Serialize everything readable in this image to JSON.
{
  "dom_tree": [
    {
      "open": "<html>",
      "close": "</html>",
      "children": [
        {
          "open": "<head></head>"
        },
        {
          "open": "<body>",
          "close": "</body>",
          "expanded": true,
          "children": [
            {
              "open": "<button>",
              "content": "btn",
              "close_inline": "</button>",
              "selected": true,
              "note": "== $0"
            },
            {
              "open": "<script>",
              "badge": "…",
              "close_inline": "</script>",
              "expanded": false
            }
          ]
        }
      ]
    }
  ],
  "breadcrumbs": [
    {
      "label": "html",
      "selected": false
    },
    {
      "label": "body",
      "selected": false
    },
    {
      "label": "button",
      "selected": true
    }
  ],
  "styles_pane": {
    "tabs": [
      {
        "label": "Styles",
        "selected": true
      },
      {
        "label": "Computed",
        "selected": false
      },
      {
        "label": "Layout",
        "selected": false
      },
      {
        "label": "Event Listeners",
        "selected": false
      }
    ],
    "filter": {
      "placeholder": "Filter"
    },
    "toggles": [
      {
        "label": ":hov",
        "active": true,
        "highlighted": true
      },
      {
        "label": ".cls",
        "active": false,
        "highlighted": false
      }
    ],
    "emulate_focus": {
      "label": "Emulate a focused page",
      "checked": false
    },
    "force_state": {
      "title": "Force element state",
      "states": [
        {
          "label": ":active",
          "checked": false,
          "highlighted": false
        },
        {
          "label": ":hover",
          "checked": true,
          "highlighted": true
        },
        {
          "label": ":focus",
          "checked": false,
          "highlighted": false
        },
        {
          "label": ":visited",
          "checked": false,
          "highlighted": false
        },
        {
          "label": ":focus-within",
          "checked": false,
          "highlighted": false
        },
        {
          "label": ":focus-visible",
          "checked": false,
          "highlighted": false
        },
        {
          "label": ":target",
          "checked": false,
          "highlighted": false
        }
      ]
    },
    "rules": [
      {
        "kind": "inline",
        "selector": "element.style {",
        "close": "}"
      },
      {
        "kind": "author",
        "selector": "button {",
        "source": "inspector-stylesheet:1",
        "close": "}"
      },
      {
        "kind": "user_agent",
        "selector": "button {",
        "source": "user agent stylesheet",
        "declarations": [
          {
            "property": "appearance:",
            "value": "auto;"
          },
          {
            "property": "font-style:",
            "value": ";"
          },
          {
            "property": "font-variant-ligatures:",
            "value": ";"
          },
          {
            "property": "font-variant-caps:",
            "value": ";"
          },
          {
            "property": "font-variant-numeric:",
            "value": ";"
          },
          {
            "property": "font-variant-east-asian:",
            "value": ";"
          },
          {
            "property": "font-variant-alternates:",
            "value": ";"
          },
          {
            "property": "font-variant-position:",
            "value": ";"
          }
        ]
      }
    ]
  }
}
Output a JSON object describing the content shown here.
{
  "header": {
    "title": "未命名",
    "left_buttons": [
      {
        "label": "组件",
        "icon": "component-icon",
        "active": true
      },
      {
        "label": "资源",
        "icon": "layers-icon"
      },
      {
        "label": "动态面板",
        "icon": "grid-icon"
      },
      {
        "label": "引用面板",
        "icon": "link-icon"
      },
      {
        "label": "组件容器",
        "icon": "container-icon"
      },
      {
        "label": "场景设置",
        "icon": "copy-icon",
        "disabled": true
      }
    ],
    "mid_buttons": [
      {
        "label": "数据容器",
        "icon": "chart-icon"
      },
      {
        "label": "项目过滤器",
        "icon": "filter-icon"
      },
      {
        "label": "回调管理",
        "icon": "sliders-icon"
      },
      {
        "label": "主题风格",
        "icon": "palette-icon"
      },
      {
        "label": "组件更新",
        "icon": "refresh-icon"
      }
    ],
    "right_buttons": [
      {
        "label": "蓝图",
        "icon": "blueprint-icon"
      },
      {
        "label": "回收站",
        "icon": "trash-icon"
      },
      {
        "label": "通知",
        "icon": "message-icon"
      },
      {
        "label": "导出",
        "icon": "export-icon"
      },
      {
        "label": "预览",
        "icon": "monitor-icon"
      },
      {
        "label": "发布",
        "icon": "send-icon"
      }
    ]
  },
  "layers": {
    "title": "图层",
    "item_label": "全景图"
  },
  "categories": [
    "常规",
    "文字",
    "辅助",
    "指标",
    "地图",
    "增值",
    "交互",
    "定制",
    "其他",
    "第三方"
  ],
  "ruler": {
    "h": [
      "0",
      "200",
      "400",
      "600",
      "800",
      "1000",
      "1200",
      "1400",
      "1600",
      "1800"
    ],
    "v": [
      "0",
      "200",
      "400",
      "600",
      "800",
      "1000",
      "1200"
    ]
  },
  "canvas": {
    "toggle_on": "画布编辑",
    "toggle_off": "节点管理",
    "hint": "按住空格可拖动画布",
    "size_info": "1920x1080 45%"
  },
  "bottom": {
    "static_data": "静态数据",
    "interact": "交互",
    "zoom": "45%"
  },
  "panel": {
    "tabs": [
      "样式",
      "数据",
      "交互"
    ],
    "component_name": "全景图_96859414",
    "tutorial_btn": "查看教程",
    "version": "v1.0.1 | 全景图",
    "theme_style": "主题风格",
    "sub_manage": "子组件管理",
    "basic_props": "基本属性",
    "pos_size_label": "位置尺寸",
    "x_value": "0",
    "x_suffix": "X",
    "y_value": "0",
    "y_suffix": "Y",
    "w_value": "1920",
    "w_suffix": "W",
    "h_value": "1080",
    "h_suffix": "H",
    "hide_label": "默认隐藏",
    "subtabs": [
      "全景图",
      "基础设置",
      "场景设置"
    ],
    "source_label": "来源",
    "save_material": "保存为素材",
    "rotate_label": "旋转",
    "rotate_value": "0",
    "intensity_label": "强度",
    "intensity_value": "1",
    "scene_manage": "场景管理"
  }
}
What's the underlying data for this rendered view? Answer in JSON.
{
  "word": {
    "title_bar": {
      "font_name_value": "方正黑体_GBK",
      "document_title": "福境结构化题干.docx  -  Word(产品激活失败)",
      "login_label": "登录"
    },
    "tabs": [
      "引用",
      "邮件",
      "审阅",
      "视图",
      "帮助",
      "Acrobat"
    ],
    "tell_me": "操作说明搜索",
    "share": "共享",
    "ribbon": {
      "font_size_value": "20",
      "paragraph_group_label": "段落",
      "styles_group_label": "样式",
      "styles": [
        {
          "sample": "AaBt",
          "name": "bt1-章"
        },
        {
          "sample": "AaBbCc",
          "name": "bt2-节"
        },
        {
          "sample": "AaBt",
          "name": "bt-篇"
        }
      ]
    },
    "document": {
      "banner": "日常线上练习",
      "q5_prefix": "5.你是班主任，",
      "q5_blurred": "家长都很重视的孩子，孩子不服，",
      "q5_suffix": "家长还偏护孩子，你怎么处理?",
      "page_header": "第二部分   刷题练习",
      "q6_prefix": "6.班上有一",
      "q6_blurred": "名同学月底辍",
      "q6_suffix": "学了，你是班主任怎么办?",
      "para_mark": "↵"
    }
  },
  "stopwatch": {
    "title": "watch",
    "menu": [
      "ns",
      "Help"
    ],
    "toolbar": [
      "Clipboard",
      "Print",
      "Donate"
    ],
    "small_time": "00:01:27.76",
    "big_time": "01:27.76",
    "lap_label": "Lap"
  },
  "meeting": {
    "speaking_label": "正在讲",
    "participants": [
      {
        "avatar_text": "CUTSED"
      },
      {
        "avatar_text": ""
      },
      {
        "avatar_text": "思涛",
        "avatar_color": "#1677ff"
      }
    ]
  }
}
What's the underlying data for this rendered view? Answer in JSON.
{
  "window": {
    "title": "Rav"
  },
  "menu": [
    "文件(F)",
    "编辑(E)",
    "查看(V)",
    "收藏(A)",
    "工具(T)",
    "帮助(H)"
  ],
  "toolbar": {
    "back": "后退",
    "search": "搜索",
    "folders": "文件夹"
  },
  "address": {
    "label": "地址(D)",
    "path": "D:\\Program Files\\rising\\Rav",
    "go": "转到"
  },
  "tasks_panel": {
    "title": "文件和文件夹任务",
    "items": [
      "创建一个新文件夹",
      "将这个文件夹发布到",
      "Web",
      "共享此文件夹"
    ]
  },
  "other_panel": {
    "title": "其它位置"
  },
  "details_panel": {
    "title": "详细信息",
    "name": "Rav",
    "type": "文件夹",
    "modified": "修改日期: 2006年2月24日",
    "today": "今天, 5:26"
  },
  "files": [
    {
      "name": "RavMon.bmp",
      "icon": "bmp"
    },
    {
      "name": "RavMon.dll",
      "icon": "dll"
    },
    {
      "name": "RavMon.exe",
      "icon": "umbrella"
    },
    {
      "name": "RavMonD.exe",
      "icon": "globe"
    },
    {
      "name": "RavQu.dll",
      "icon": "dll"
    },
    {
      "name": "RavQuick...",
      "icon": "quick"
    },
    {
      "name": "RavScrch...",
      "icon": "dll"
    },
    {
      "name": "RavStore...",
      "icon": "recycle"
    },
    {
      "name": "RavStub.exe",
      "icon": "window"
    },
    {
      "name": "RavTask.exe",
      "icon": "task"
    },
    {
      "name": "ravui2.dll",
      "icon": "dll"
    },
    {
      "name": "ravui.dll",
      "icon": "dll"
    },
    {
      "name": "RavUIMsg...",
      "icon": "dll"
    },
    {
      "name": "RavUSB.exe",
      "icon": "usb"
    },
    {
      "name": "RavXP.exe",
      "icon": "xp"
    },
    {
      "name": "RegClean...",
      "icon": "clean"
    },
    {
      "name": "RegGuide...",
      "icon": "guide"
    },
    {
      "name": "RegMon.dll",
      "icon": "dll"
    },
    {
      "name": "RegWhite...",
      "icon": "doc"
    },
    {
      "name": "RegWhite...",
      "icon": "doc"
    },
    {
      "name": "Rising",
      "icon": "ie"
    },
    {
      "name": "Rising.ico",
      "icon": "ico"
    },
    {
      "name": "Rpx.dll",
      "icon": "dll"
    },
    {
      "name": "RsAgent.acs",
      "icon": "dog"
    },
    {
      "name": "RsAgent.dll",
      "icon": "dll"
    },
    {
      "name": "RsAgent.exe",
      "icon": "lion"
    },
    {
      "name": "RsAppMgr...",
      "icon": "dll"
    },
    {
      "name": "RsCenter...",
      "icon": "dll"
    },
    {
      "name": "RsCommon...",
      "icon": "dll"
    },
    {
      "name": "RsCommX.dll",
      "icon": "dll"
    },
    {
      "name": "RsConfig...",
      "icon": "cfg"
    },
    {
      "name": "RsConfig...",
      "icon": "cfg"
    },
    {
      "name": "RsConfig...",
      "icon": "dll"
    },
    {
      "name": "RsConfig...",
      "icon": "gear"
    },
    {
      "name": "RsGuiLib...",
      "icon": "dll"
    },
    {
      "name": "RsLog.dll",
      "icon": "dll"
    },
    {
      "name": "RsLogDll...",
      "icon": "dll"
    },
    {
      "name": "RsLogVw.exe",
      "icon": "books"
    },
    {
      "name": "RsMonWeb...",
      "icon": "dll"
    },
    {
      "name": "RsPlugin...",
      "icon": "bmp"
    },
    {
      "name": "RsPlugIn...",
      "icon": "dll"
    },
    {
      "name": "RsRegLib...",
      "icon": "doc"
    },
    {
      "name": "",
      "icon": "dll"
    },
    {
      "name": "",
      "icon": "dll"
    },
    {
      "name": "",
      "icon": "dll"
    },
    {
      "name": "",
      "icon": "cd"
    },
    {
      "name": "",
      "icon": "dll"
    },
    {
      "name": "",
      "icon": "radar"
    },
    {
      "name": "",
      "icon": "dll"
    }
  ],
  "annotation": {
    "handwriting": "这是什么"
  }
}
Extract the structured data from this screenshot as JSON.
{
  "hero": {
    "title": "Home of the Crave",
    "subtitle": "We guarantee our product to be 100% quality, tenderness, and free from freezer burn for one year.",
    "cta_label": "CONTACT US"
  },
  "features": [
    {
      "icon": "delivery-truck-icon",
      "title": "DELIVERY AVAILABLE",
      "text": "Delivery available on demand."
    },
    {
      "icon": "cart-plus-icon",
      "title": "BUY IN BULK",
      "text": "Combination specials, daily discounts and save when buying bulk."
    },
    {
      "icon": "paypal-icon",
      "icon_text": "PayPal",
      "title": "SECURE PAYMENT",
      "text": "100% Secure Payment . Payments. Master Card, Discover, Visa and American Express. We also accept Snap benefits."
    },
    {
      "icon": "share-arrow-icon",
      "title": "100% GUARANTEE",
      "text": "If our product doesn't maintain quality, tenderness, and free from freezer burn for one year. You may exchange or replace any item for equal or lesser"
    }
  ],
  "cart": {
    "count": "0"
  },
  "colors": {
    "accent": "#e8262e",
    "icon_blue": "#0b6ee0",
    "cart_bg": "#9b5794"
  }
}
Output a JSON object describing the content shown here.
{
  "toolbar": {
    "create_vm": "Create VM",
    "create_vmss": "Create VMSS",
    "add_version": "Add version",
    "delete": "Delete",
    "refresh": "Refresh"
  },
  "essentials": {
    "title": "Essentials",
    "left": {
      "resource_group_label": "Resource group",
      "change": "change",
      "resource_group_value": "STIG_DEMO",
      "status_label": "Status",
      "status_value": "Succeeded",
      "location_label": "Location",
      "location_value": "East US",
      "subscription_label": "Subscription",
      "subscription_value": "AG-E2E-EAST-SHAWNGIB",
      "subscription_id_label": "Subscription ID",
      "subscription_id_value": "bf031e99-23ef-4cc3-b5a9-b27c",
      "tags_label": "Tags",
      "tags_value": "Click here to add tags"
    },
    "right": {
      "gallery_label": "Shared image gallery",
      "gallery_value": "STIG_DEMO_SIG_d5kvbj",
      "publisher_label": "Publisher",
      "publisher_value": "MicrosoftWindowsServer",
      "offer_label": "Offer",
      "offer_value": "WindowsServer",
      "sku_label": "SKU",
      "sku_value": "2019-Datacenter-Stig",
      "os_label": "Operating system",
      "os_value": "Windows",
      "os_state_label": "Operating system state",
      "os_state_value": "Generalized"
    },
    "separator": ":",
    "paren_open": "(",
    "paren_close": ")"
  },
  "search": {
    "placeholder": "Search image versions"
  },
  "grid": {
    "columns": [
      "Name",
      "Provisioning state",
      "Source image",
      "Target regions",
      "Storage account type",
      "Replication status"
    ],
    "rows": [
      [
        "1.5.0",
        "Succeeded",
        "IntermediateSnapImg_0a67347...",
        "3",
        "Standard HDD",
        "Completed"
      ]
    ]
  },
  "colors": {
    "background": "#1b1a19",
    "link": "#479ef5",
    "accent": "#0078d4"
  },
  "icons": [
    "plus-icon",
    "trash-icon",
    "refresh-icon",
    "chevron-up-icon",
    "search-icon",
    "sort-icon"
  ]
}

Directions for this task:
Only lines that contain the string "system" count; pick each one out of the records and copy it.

Response to this task:
      "os_label": "Operating system",
      "os_state_label": "Operating system state",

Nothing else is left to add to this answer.